*** Opening Input material ***
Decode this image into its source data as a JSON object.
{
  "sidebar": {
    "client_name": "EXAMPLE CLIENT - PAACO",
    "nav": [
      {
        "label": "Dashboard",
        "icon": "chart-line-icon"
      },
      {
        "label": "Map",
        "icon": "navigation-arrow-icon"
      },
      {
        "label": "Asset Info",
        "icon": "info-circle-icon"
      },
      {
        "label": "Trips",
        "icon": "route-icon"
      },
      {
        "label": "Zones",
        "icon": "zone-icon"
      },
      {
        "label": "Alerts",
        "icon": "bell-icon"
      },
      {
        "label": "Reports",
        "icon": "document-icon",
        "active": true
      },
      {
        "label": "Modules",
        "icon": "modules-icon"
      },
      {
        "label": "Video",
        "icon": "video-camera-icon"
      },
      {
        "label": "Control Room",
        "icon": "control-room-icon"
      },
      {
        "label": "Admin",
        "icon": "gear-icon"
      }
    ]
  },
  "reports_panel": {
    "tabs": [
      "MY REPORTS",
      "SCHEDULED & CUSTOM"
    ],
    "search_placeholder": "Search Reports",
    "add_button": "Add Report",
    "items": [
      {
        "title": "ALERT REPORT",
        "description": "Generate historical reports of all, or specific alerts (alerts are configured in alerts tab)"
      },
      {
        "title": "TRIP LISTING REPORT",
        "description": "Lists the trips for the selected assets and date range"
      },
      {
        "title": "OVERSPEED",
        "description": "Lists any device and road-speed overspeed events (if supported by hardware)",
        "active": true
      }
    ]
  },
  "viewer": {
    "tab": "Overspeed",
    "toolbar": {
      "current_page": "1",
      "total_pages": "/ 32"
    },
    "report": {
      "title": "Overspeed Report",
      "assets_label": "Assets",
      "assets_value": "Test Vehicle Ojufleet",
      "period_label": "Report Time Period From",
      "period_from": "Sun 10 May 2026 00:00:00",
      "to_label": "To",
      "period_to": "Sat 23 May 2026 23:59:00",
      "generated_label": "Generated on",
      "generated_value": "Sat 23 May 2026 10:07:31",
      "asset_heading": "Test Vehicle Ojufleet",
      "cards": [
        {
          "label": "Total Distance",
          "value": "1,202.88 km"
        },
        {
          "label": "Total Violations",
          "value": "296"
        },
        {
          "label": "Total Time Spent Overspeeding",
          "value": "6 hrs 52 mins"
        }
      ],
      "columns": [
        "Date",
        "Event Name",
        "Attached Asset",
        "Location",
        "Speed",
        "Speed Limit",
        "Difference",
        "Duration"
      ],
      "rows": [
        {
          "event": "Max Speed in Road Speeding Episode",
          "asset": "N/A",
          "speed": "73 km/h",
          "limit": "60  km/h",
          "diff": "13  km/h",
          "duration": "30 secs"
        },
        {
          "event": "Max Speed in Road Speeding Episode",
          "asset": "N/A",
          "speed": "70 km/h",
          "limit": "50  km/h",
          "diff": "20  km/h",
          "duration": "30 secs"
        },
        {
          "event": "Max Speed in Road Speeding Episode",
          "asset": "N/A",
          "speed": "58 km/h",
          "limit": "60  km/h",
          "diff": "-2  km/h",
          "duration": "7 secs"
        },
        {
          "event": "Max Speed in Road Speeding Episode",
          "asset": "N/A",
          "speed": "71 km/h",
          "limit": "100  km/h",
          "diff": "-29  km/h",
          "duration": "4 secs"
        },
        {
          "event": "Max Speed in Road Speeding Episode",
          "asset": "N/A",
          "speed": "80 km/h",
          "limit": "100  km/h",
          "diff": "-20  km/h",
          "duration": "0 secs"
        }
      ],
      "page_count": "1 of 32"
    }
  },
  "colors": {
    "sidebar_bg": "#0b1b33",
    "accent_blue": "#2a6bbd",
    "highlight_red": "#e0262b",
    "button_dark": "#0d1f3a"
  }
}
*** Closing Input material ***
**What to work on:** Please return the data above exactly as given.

**Response to this exercise:**
Decode this image into its source data as a JSON object.
{
  "sidebar": {
    "client_name": "EXAMPLE CLIENT - PAACO",
    "nav": [
      {
        "label": "Dashboard",
        "icon": "chart-line-icon"
      },
      {
        "label": "Map",
        "icon": "navigation-arrow-icon"
      },
      {
        "label": "Asset Info",
        "icon": "info-circle-icon"
      },
      {
        "label": "Trips",
        "icon": "route-icon"
      },
      {
        "label": "Zones",
        "icon": "zone-icon"
      },
      {
        "label": "Alerts",
        "icon": "bell-icon"
      },
      {
        "label": "Reports",
        "icon": "document-icon",
        "active": true
      },
      {
        "label": "Modules",
        "icon": "modules-icon"
      },
      {
        "label": "Video",
        "icon": "video-camera-icon"
      },
      {
        "label": "Control Room",
        "icon": "control-room-icon"
      },
      {
        "label": "Admin",
        "icon": "gear-icon"
      }
    ]
  },
  "reports_panel": {
    "tabs": [
      "MY REPORTS",
      "SCHEDULED & CUSTOM"
    ],
    "search_placeholder": "Search Reports",
    "add_button": "Add Report",
    "items": [
      {
        "title": "ALERT REPORT",
        "description": "Generate historical reports of all, or specific alerts (alerts are configured in alerts tab)"
      },
      {
        "title": "TRIP LISTING REPORT",
        "description": "Lists the trips for the selected assets and date range"
      },
      {
        "title": "OVERSPEED",
        "description": "Lists any device and road-speed overspeed events (if supported by hardware)",
        "active": true
      }
    ]
  },
  "viewer": {
    "tab": "Overspeed",
    "toolbar": {
      "current_page": "1",
      "total_pages": "/ 32"
    },
    "report": {
      "title": "Overspeed Report",
      "assets_label": "Assets",
      "assets_value": "Test Vehicle Ojufleet",
      "period_label": "Report Time Period From",
      "period_from": "Sun 10 May 2026 00:00:00",
      "to_label": "To",
      "period_to": "Sat 23 May 2026 23:59:00",
      "generated_label": "Generated on",
      "generated_value": "Sat 23 May 2026 10:07:31",
      "asset_heading": "Test Vehicle Ojufleet",
      "cards": [
        {
          "label": "Total Distance",
          "value": "1,202.88 km"
        },
        {
          "label": "Total Violations",
          "value": "296"
        },
        {
          "label": "Total Time Spent Overspeeding",
          "value": "6 hrs 52 mins"
        }
      ],
      "columns": [
        "Date",
        "Event Name",
        "Attached Asset",
        "Location",
        "Speed",
        "Speed Limit",
        "Difference",
        "Duration"
      ],
      "rows": [
        {
          "event": "Max Speed in Road Speeding Episode",
          "asset": "N/A",
          "speed": "73 km/h",
          "limit": "60  km/h",
          "diff": "13  km/h",
          "duration": "30 secs"
        },
        {
          "event": "Max Speed in Road Speeding Episode",
          "asset": "N/A",
          "speed": "70 km/h",
          "limit": "50  km/h",
          "diff": "20  km/h",
          "duration": "30 secs"
        },
        {
          "event": "Max Speed in Road Speeding Episode",
          "asset": "N/A",
          "speed": "58 km/h",
          "limit": "60  km/h",
          "diff": "-2  km/h",
          "duration": "7 secs"
        },
        {
          "event": "Max Speed in Road Speeding Episode",
          "asset": "N/A",
          "speed": "71 km/h",
          "limit": "100  km/h",
          "diff": "-29  km/h",
          "duration": "4 secs"
        },
        {
          "event": "Max Speed in Road Speeding Episode",
          "asset": "N/A",
          "speed": "80 km/h",
          "limit": "100  km/h",
          "diff": "-20  km/h",
          "duration": "0 secs"
        }
      ],
      "page_count": "1 of 32"
    }
  },
  "colors": {
    "sidebar_bg": "#0b1b33",
    "accent_blue": "#2a6bbd",
    "highlight_red": "#e0262b",
    "button_dark": "#0d1f3a"
  }
}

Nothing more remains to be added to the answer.